Myth #3 – You shouldn’t brush bleeding gums

It’s easy to see why this misconception exists, as it sounds like common sense. Actually though, the opposite is true! Gums bleed when they’re damaged, and the best way to help them heal is to continue or improve your oral care regime. Plaque and food buildup are amongst the chief culprits for gums to end up irritated or inflamed, which is how they can start to bleed. The best course of action is to brush them gently, but if you experience sustained bleeding, then it’s a good idea to consult a dental expert like myself or one of the team here at AP Smilecare.

checking the gums

Myth #4 – You should brush your teeth straight after eating meals or sugar

Again, it’s easy to see where this one comes from, as the idea is that it cleans out any food particles that are still left in your teeth, or lingering bits of sugar from a sugar attack! It’s better to leave it a little bit though – after a meal your teeth take a little time to deal with the sugar and acid in your food, and during this time the enamel is actually a bit weaker. Instead, it’s best to rise your mouth out with water, or chew sugarless gum to get your saliva going (saliva is great for your teeth, as it neutralises plaque acids). Half an hour after eating, your enamel should have hardened up again, so you’re free to brush away!

Myth #5 – Rinse your mouth out with water after brushing

You may have heard the term ‘spit not rinse’, although possibly out of context. (If nothing else, it sounds like a terrible way to do the dishes.) But yes, it refers to our teeth. When you brush your teeth, if you immediately rinse them out with water then it removes a lot of the fluoride, which contains a tonne of ingredients that help to strengthen your tooth enamel and protect it from the cavity-causing acid that bacteria produces. The longer it’s left to work its magic on your teeth, the healthier they’ll be. So… spit, don’t rinse!

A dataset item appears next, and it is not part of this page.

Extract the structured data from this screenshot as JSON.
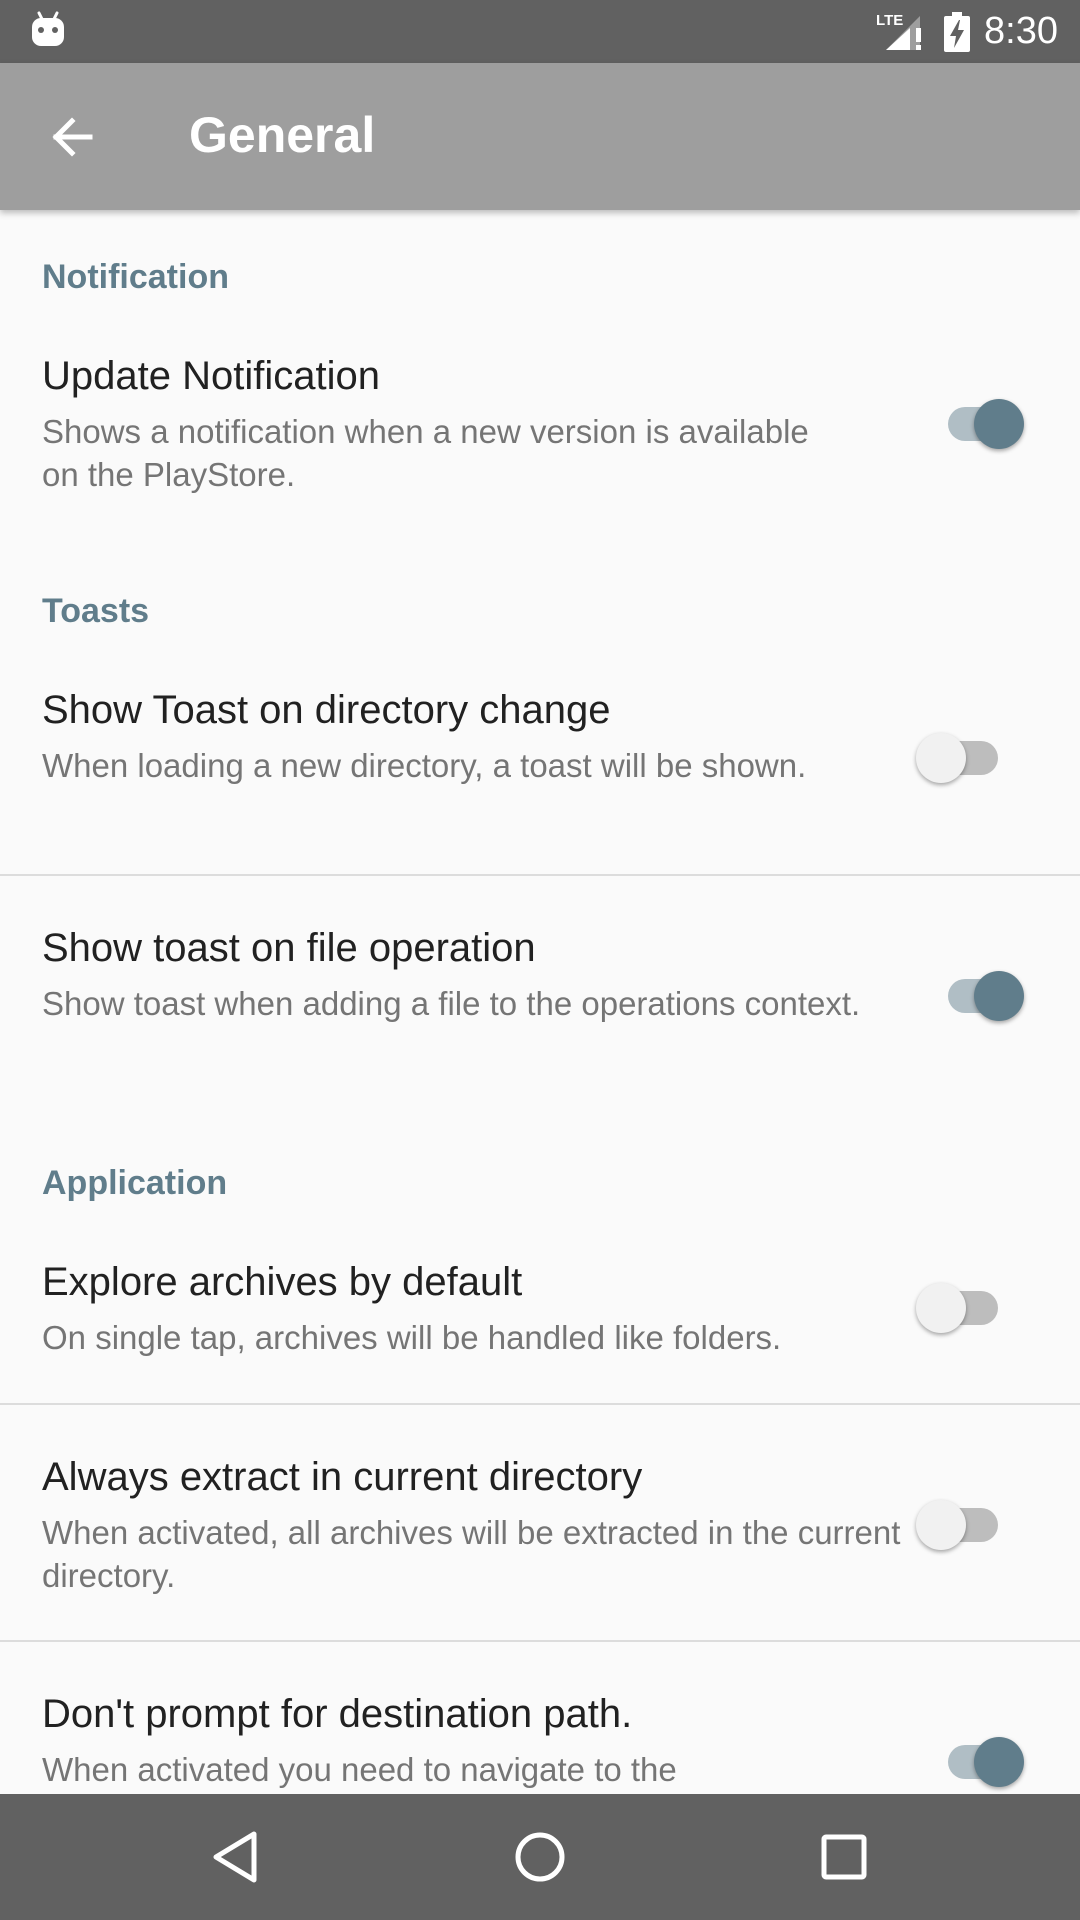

And of course, if you’ve got any remaining questions about your oral health (or any of the treatments we offer here at AP Smilecare), don’t hesitate to let us know! I’m always happy to help patients, as are all the other team members – your oral health is our priority. If you want more information, or to book an appointment at our Blackburn dental clinic, just give us a call on 01254 270 000. The Covid-19 pandemic is still ongoing at the time of writing, so don’t hesitate to take advantage of our brand new Remote Appointment service!

Posted on: 16th Jun, 2020